## Problem requirements
Repeat the entries exactly. Leave nothing out.

(The data)

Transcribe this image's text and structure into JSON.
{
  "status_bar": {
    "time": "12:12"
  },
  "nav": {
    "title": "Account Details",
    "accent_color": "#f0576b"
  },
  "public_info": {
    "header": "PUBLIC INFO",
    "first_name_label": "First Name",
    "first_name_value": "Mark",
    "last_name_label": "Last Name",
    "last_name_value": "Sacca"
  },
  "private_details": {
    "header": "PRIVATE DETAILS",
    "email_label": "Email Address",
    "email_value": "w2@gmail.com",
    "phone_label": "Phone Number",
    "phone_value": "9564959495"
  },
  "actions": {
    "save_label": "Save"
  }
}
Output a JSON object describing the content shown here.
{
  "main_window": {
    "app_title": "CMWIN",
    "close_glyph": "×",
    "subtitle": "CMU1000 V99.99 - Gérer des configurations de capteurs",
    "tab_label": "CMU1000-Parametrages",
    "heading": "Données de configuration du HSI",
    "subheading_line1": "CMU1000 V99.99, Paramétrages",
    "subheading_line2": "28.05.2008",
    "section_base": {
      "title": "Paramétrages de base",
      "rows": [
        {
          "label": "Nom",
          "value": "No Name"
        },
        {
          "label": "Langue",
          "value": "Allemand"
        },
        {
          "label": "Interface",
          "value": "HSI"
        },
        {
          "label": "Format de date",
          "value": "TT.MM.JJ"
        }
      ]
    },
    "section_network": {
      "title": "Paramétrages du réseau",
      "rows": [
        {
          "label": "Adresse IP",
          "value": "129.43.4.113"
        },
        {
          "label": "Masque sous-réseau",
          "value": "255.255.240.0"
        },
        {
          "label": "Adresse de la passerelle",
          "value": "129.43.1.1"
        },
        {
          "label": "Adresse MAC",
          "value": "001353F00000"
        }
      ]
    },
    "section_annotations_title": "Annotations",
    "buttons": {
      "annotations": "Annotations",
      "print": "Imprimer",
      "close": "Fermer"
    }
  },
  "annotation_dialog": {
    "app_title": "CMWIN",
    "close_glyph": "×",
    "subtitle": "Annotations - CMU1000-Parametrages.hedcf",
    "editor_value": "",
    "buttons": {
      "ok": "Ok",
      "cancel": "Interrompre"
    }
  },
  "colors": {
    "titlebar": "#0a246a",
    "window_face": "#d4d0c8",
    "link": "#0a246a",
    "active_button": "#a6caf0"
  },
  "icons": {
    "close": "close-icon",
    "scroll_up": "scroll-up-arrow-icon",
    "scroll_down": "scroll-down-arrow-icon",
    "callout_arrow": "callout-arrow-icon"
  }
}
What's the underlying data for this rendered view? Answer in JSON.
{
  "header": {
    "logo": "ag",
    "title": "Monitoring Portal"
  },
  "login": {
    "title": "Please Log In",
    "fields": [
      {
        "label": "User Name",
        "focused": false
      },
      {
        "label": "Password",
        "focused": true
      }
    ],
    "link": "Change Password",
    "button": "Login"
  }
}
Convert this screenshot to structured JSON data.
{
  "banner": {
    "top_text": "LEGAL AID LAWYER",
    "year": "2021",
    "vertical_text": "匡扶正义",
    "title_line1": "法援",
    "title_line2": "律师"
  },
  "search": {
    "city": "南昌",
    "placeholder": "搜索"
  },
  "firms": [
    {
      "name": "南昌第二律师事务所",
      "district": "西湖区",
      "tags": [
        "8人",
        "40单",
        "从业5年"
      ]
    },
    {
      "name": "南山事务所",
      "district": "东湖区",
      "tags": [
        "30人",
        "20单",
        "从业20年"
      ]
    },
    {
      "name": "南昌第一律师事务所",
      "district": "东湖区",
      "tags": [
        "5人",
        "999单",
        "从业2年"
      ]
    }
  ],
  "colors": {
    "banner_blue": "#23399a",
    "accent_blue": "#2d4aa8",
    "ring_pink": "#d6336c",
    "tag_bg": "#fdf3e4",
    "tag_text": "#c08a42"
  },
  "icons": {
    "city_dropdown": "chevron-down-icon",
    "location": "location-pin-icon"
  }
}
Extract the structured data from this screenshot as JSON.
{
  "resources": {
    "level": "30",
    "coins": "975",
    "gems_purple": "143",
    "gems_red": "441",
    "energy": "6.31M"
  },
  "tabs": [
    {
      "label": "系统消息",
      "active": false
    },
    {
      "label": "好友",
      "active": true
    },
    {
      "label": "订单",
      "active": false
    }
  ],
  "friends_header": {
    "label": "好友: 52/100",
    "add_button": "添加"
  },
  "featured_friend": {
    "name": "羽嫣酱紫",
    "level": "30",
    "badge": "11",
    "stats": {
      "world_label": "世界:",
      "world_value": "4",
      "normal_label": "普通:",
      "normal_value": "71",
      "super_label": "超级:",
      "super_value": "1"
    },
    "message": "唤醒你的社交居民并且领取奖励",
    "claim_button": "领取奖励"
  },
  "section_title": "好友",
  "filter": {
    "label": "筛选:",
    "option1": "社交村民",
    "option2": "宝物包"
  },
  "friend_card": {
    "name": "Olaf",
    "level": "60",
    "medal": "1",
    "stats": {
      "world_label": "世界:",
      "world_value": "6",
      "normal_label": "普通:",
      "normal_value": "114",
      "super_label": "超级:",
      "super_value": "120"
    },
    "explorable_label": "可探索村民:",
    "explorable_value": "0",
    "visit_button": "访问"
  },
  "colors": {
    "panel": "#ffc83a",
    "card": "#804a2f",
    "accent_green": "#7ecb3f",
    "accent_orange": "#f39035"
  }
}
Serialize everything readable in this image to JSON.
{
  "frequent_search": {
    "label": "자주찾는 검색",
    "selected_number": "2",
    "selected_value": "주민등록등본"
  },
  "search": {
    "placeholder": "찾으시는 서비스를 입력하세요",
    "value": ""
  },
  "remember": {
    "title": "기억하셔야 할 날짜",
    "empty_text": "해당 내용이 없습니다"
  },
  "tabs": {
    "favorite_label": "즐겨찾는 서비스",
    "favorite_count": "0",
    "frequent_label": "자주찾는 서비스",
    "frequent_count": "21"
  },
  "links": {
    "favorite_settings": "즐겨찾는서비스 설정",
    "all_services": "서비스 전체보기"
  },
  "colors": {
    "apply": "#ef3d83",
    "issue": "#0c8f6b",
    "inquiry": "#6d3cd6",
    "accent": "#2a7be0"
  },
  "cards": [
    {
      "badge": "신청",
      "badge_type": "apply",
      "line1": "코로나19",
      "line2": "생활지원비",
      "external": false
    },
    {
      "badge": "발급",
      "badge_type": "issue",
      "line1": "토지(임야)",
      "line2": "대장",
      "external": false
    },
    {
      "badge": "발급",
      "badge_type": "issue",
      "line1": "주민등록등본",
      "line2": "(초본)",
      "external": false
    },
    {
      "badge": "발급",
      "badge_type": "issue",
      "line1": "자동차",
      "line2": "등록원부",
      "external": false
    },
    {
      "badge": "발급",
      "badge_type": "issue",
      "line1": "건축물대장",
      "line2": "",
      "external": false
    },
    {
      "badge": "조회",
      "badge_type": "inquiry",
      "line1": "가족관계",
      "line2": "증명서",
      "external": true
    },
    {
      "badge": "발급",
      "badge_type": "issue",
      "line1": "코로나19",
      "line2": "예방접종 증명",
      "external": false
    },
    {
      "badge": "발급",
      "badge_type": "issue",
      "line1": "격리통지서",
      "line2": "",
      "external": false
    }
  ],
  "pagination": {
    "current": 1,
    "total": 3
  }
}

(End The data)

## Written response
Transcribe this image's text and structure into JSON.
{
  "status_bar": {
    "time": "12:12"
  },
  "nav": {
    "title": "Account Details",
    "accent_color": "#f0576b"
  },
  "public_info": {
    "header": "PUBLIC INFO",
    "first_name_label": "First Name",
    "first_name_value": "Mark",
    "last_name_label": "Last Name",
    "last_name_value": "Sacca"
  },
  "private_details": {
    "header": "PRIVATE DETAILS",
    "email_label": "Email Address",
    "email_value": "w2@gmail.com",
    "phone_label": "Phone Number",
    "phone_value": "9564959495"
  },
  "actions": {
    "save_label": "Save"
  }
}
Output a JSON object describing the content shown here.
{
  "main_window": {
    "app_title": "CMWIN",
    "close_glyph": "×",
    "subtitle": "CMU1000 V99.99 - Gérer des configurations de capteurs",
    "tab_label": "CMU1000-Parametrages",
    "heading": "Données de configuration du HSI",
    "subheading_line1": "CMU1000 V99.99, Paramétrages",
    "subheading_line2": "28.05.2008",
    "section_base": {
      "title": "Paramétrages de base",
      "rows": [
        {
          "label": "Nom",
          "value": "No Name"
        },
        {
          "label": "Langue",
          "value": "Allemand"
        },
        {
          "label": "Interface",
          "value": "HSI"
        },
        {
          "label": "Format de date",
          "value": "TT.MM.JJ"
        }
      ]
    },
    "section_network": {
      "title": "Paramétrages du réseau",
      "rows": [
        {
          "label": "Adresse IP",
          "value": "129.43.4.113"
        },
        {
          "label": "Masque sous-réseau",
          "value": "255.255.240.0"
        },
        {
          "label": "Adresse de la passerelle",
          "value": "129.43.1.1"
        },
        {
          "label": "Adresse MAC",
          "value": "001353F00000"
        }
      ]
    },
    "section_annotations_title": "Annotations",
    "buttons": {
      "annotations": "Annotations",
      "print": "Imprimer",
      "close": "Fermer"
    }
  },
  "annotation_dialog": {
    "app_title": "CMWIN",
    "close_glyph": "×",
    "subtitle": "Annotations - CMU1000-Parametrages.hedcf",
    "editor_value": "",
    "buttons": {
      "ok": "Ok",
      "cancel": "Interrompre"
    }
  },
  "colors": {
    "titlebar": "#0a246a",
    "window_face": "#d4d0c8",
    "link": "#0a246a",
    "active_button": "#a6caf0"
  },
  "icons": {
    "close": "close-icon",
    "scroll_up": "scroll-up-arrow-icon",
    "scroll_down": "scroll-down-arrow-icon",
    "callout_arrow": "callout-arrow-icon"
  }
}
What's the underlying data for this rendered view? Answer in JSON.
{
  "header": {
    "logo": "ag",
    "title": "Monitoring Portal"
  },
  "login": {
    "title": "Please Log In",
    "fields": [
      {
        "label": "User Name",
        "focused": false
      },
      {
        "label": "Password",
        "focused": true
      }
    ],
    "link": "Change Password",
    "button": "Login"
  }
}
Convert this screenshot to structured JSON data.
{
  "banner": {
    "top_text": "LEGAL AID LAWYER",
    "year": "2021",
    "vertical_text": "匡扶正义",
    "title_line1": "法援",
    "title_line2": "律师"
  },
  "search": {
    "city": "南昌",
    "placeholder": "搜索"
  },
  "firms": [
    {
      "name": "南昌第二律师事务所",
      "district": "西湖区",
      "tags": [
        "8人",
        "40单",
        "从业5年"
      ]
    },
    {
      "name": "南山事务所",
      "district": "东湖区",
      "tags": [
        "30人",
        "20单",
        "从业20年"
      ]
    },
    {
      "name": "南昌第一律师事务所",
      "district": "东湖区",
      "tags": [
        "5人",
        "999单",
        "从业2年"
      ]
    }
  ],
  "colors": {
    "banner_blue": "#23399a",
    "accent_blue": "#2d4aa8",
    "ring_pink": "#d6336c",
    "tag_bg": "#fdf3e4",
    "tag_text": "#c08a42"
  },
  "icons": {
    "city_dropdown": "chevron-down-icon",
    "location": "location-pin-icon"
  }
}
Extract the structured data from this screenshot as JSON.
{
  "resources": {
    "level": "30",
    "coins": "975",
    "gems_purple": "143",
    "gems_red": "441",
    "energy": "6.31M"
  },
  "tabs": [
    {
      "label": "系统消息",
      "active": false
    },
    {
      "label": "好友",
      "active": true
    },
    {
      "label": "订单",
      "active": false
    }
  ],
  "friends_header": {
    "label": "好友: 52/100",
    "add_button": "添加"
  },
  "featured_friend": {
    "name": "羽嫣酱紫",
    "level": "30",
    "badge": "11",
    "stats": {
      "world_label": "世界:",
      "world_value": "4",
      "normal_label": "普通:",
      "normal_value": "71",
      "super_label": "超级:",
      "super_value": "1"
    },
    "message": "唤醒你的社交居民并且领取奖励",
    "claim_button": "领取奖励"
  },
  "section_title": "好友",
  "filter": {
    "label": "筛选:",
    "option1": "社交村民",
    "option2": "宝物包"
  },
  "friend_card": {
    "name": "Olaf",
    "level": "60",
    "medal": "1",
    "stats": {
      "world_label": "世界:",
      "world_value": "6",
      "normal_label": "普通:",
      "normal_value": "114",
      "super_label": "超级:",
      "super_value": "120"
    },
    "explorable_label": "可探索村民:",
    "explorable_value": "0",
    "visit_button": "访问"
  },
  "colors": {
    "panel": "#ffc83a",
    "card": "#804a2f",
    "accent_green": "#7ecb3f",
    "accent_orange": "#f39035"
  }
}
Serialize everything readable in this image to JSON.
{
  "frequent_search": {
    "label": "자주찾는 검색",
    "selected_number": "2",
    "selected_value": "주민등록등본"
  },
  "search": {
    "placeholder": "찾으시는 서비스를 입력하세요",
    "value": ""
  },
  "remember": {
    "title": "기억하셔야 할 날짜",
    "empty_text": "해당 내용이 없습니다"
  },
  "tabs": {
    "favorite_label": "즐겨찾는 서비스",
    "favorite_count": "0",
    "frequent_label": "자주찾는 서비스",
    "frequent_count": "21"
  },
  "links": {
    "favorite_settings": "즐겨찾는서비스 설정",
    "all_services": "서비스 전체보기"
  },
  "colors": {
    "apply": "#ef3d83",
    "issue": "#0c8f6b",
    "inquiry": "#6d3cd6",
    "accent": "#2a7be0"
  },
  "cards": [
    {
      "badge": "신청",
      "badge_type": "apply",
      "line1": "코로나19",
      "line2": "생활지원비",
      "external": false
    },
    {
      "badge": "발급",
      "badge_type": "issue",
      "line1": "토지(임야)",
      "line2": "대장",
      "external": false
    },
    {
      "badge": "발급",
      "badge_type": "issue",
      "line1": "주민등록등본",
      "line2": "(초본)",
      "external": false
    },
    {
      "badge": "발급",
      "badge_type": "issue",
      "line1": "자동차",
      "line2": "등록원부",
      "external": false
    },
    {
      "badge": "발급",
      "badge_type": "issue",
      "line1": "건축물대장",
      "line2": "",
      "external": false
    },
    {
      "badge": "조회",
      "badge_type": "inquiry",
      "line1": "가족관계",
      "line2": "증명서",
      "external": true
    },
    {
      "badge": "발급",
      "badge_type": "issue",
      "line1": "코로나19",
      "line2": "예방접종 증명",
      "external": false
    },
    {
      "badge": "발급",
      "badge_type": "issue",
      "line1": "격리통지서",
      "line2": "",
      "external": false
    }
  ],
  "pagination": {
    "current": 1,
    "total": 3
  }
}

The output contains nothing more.